  • How We Got Here: The movie opens with Biff finding out that Hugo's coming to him to have a tooth pulled. Biff starts plotting to murder him with nitrous oxide. The film then jumps back to the beginning of the story.
  • Hypocritical Humor:
    • Biff's best friend Nick, a Greek immigrant with a heavy accent, hears some Germans talking and says, "Boy, how these foreigners murder the English language."
    • Despite telling Hugo that she will meet him and a friend in the park with Amy, Virginia refuses to admit that she made a date, because good girls don't make dates.
  • I Have to Wash My Hair: Virginia says that her cousin from Scranton unexpectedly came to town after Biff tries to get her to agree to another date. Finally she agrees to meet him "three weeks from Wednesday", only for Biff to find out that day that she married Hugo Barnstead.
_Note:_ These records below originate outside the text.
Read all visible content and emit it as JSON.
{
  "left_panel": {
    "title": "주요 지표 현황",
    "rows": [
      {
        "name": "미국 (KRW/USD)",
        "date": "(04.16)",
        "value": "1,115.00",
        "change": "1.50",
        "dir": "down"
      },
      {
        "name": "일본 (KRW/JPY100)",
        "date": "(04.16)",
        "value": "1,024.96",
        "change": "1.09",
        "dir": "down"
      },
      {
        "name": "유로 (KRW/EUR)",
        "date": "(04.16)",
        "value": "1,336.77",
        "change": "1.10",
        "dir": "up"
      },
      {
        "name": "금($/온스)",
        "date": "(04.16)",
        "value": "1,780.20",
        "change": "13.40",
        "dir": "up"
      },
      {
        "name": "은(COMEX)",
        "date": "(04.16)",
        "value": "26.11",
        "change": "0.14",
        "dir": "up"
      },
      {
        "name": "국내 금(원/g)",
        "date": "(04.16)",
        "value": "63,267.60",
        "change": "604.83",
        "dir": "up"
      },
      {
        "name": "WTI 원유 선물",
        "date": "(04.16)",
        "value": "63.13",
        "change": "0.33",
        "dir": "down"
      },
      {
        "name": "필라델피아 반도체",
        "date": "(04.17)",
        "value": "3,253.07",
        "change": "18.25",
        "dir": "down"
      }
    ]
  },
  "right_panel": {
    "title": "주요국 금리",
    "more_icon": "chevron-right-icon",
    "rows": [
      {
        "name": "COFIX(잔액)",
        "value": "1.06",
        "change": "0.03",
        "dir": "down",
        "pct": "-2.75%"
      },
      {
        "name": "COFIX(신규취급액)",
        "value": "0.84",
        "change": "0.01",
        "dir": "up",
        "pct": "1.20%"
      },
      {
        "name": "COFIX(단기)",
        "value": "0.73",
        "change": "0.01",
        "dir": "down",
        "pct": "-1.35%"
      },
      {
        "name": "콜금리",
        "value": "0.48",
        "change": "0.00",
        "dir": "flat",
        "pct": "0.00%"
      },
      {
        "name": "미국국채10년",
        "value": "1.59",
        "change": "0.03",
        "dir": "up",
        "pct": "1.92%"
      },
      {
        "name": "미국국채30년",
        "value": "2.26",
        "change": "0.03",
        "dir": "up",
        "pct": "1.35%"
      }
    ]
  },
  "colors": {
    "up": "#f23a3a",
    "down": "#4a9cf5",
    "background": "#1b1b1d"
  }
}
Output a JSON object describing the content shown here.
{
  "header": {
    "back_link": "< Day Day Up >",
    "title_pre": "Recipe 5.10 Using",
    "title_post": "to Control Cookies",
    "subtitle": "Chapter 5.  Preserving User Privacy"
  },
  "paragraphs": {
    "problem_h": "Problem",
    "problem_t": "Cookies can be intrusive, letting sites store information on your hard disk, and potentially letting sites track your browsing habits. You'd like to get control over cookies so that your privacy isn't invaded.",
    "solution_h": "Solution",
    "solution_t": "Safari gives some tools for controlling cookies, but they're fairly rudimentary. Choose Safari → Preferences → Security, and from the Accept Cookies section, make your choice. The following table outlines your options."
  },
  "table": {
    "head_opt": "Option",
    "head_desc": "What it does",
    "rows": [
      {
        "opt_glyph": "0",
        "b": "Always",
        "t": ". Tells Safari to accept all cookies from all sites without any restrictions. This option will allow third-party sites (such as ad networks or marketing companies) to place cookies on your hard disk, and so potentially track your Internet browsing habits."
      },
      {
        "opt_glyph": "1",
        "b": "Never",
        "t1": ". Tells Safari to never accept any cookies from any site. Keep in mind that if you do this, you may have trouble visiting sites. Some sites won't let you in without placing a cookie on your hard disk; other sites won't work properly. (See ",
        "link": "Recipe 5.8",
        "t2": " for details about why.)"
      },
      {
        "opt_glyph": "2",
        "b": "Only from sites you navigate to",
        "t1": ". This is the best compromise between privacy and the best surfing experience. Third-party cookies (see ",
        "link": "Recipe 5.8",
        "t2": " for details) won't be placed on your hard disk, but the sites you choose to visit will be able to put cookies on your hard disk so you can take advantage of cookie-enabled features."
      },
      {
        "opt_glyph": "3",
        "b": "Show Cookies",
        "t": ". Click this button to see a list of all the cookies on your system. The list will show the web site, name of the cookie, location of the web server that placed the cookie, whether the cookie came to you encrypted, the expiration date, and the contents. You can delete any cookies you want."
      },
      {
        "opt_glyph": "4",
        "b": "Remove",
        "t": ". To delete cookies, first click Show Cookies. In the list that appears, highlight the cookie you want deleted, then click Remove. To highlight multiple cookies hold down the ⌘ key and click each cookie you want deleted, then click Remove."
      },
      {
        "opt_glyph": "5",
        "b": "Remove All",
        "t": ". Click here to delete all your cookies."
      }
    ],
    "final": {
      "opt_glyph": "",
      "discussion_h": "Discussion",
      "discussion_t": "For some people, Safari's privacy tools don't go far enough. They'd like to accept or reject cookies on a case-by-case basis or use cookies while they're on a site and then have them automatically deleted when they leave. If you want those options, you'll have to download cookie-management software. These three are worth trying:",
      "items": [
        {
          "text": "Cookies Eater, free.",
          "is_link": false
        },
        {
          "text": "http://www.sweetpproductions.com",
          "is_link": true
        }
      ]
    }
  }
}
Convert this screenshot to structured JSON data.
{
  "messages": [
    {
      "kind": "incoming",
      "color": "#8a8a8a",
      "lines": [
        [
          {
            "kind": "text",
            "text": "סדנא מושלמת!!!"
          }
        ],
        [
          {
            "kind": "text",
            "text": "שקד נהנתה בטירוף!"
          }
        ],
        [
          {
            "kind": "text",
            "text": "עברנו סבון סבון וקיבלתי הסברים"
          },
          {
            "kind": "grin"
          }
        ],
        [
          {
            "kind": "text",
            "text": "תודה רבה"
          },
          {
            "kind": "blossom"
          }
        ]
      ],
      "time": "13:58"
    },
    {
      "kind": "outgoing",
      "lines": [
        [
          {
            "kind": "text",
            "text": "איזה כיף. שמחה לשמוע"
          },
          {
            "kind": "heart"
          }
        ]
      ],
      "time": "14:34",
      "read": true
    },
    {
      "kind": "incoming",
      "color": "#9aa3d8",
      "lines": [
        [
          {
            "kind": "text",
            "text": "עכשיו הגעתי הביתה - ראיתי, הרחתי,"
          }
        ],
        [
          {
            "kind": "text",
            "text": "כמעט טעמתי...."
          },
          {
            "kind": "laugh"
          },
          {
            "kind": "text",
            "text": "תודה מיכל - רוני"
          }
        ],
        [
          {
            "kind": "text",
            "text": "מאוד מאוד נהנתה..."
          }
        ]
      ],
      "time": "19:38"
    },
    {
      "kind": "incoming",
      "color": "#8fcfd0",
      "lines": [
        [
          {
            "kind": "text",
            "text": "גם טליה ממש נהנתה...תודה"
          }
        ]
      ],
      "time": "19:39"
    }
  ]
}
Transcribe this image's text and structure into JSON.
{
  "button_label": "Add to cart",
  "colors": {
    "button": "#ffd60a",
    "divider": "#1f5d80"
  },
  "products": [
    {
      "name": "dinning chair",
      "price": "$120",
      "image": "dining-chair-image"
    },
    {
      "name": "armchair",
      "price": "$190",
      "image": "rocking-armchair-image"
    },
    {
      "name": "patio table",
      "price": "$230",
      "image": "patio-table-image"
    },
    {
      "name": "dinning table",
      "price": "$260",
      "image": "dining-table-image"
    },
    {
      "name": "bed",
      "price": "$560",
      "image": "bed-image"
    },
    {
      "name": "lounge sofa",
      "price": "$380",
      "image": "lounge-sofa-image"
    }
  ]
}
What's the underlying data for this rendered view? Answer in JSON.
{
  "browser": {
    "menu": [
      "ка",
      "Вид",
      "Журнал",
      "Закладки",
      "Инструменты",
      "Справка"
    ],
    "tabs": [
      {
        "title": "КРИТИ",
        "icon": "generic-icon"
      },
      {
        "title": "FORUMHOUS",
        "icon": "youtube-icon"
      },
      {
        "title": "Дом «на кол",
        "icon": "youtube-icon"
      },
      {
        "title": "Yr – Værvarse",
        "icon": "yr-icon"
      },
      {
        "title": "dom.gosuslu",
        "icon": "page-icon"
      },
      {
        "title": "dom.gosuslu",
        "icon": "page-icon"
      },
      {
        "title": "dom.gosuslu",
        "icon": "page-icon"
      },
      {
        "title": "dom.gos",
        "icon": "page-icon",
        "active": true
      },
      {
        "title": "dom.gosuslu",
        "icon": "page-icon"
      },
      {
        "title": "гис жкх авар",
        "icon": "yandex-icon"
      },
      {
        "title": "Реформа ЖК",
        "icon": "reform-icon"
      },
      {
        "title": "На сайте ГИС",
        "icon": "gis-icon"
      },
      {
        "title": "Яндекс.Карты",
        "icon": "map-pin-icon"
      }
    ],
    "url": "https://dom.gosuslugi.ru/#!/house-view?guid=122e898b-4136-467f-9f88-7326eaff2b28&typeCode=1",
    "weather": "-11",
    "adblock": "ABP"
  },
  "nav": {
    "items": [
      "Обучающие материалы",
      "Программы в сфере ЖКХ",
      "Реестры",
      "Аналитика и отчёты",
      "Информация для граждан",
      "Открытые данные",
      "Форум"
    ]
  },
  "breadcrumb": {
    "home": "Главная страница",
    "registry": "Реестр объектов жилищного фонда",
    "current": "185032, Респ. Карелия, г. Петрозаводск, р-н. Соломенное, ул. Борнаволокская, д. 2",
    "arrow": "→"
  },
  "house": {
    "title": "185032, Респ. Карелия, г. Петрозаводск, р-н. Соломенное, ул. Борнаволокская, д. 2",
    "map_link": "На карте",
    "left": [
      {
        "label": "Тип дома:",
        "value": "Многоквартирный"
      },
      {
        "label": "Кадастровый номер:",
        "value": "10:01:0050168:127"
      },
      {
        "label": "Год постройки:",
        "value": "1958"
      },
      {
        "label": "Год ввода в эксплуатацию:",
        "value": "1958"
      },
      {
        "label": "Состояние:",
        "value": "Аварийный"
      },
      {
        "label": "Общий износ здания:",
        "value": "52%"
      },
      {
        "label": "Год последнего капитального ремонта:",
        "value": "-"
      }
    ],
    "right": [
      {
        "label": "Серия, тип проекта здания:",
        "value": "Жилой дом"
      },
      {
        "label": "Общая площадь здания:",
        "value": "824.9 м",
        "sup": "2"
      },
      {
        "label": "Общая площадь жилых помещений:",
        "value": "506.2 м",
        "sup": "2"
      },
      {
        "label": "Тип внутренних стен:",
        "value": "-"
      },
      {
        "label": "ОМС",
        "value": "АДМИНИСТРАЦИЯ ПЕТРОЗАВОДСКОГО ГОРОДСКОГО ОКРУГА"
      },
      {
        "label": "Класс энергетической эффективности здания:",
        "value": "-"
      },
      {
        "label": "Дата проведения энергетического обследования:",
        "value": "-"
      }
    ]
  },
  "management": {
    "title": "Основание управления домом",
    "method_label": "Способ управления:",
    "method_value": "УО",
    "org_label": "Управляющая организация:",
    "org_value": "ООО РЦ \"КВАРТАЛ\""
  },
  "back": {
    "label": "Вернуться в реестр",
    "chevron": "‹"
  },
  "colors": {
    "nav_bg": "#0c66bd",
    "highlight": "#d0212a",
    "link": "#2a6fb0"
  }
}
  • Institutional Apparel: Biff's prison outfit, which is used for a gag. Biff takes up dentistry again while in jail. In one scene he enters his prison dentistry practice, takes off his prison shirt, and puts on his dentist's coat—which is the exact same shirt.
  • Match Cut:
    • From a roaring lion that Biff and Virginia see at the zoo to a bellowing barbershop singer at the beer garden where Biff and Virginia go afterwards.
    • From Biff hauling a wheelbarrow in prison to Amy pushing a wheelchair in a hospital.
  • Moral Event Horizon: Weaselly Hugo crosses it when his shoddy construction materials cause a building to collapse, killing Biff's father. Then it turns out that Hugo only hired Biff to set him up as the fall guy if anything went wrong. Biff goes to prison.
  • Only Known by Their Nickname: The sign outside his dental practice gives his name as T.L. Grimes, but Biff is only ever called Biff.
  • Straw Feminist: Amy makes a big show of talking about how women should be liberated both politically and sexually, shocking Biff. But she's just talking, and she instantly agrees to forget about all that feminism business when Biff asks her to be his steady.
  • Time Passes Montage: Biff's years in prison are illustrated with a montage in which he studies dentistry while Amy's working as a nurse.
  • You Won't Feel a Thing!: After Biff realizes how miserably unhappy Hugo's life has turned out, he can't bring himself to kill Hugo with the nitrous oxide that Hugo asked for—but he does take the opportunity to surprise Hugo and yank the tooth without anesthetic.